Don’t call me a warrior

DON’T CALL ME A #LYMEWARRIOR. New York Magazine, The Cut, and Molly Fischer are taking so much heat for their piece about what happens when Lyme becomes an identity. Their story is NOT the whole story about Lyme, but it IS a part of it. This is something I’ve been talking about for years. You are not your illness. That does not mean your illness is not real. I had chronic debilitating horrific Lyme disease for almost a decade. I was bedridden. I almost died. We need the community support in fellow Lyme friends. Yes. We need better diagnostic testing and treatment. Yes. But I saw this “sickness culture” firsthand. I got defensive and hated every doctor, person, or journalist that suggested I was dedicating my life to Lyme. I felt like they were saying LYME ISN’T REAL. I was wrong. Finally, at some point, I stopped obsessing over the unfairness of it all, stopped talking about it, and stopped blaming everything and everyone for not getting better. It was all justified 100%, but it didn’t help me heal. It did the opposite. In my memoir, THIS IS HOW I SAVE MY LIFE, I write: “I went from an existence committed to killing Lyme to an existence committed to healing me. I had to acknowledge the parts of me that were saved when I stopped fueling the war on Lyme—for I was throwing the energy of that fight into my very own body.” I didn’t heal until I decided Lyme wasn’t me and I wasn’t Lyme. It wasn’t my life even when I felt like it was. This is my truth. Lyme is real and so is Lyme identity.

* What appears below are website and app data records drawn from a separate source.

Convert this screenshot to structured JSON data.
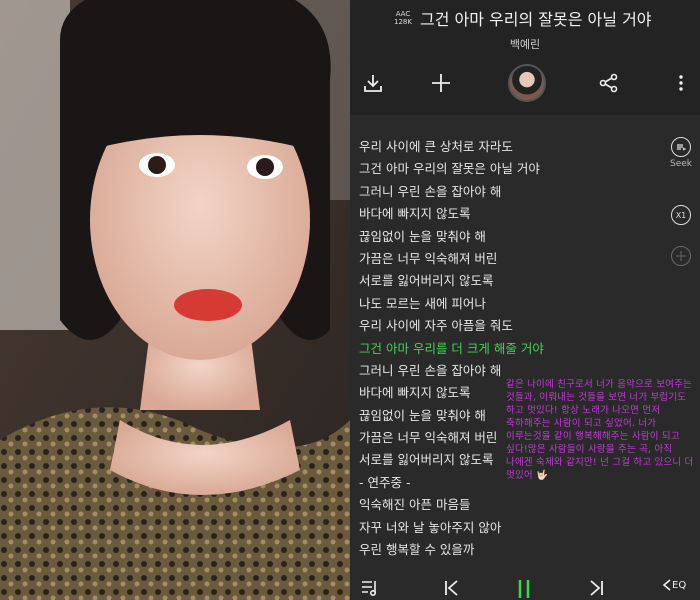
{
  "header": {
    "codec": "AAC",
    "bitrate": "128K",
    "song_title": "그건 아마 우리의 잘못은 아닐 거야",
    "artist": "백예린"
  },
  "toolbar": {
    "icons": [
      "download-icon",
      "add-icon",
      "album-avatar",
      "share-icon",
      "more-icon"
    ]
  },
  "side_controls": {
    "seek_label": "Seek",
    "speed_label": "X1"
  },
  "lyrics": [
    "우리 사이에 큰 상처로 자라도",
    "그건 아마 우리의 잘못은 아닐 거야",
    "그러니 우린 손을 잡아야 해",
    "바다에 빠지지 않도록",
    "끊임없이 눈을 맞춰야 해",
    "가끔은 너무 익숙해져 버린",
    "서로를 잃어버리지 않도록",
    "나도 모르는 새에 피어나",
    "우리 사이에 자주 아픔을 줘도",
    "그건 아마 우리를 더 크게 해줄 거야",
    "그러니 우린 손을 잡아야 해",
    "바다에 빠지지 않도록",
    "끊임없이 눈을 맞춰야 해",
    "가끔은 너무 익숙해져 버린",
    "서로를 잃어버리지 않도록",
    "- 연주중 -",
    "익숙해진 아픈 마음들",
    "자꾸 너와 날 놓아주지 않아",
    "우린 행복할 수 있을까"
  ],
  "active_lyric_index": 9,
  "message": "같은 나이에 친구로서 너가 음악으로 보여주는 것들과, 이뤄내는 것들을 보면 너가 부럽기도 하고 멋있다! 항상 노래가 나오면 먼저 축하해주는 사람이 되고 싶었어. 너가 이루는것을 같이 행복해해주는 사람이 되고 싶다!많은 사람들이 사랑을 주는 곡, 아직 나에겐 숙제와 같지만! 넌 그걸 하고 있으니 더 멋있어 🤟🏻",
  "bottom_bar": {
    "eq_label": "EQ"
  },
  "colors": {
    "active_lyric": "#3fd356",
    "message": "#c23bd6",
    "play": "#3fd356"
  }
}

If you are struggling with any chronic illness, remember who you are: human. I know it’s so so so hard when you’re struggling. I have been there. But you have to see yourself as more than Lyme in order to get better. I say this now as someone who has been healthy now for almost as long as I was sick. You are human. You are human. You are human. You are more human than you are Lyme. The end.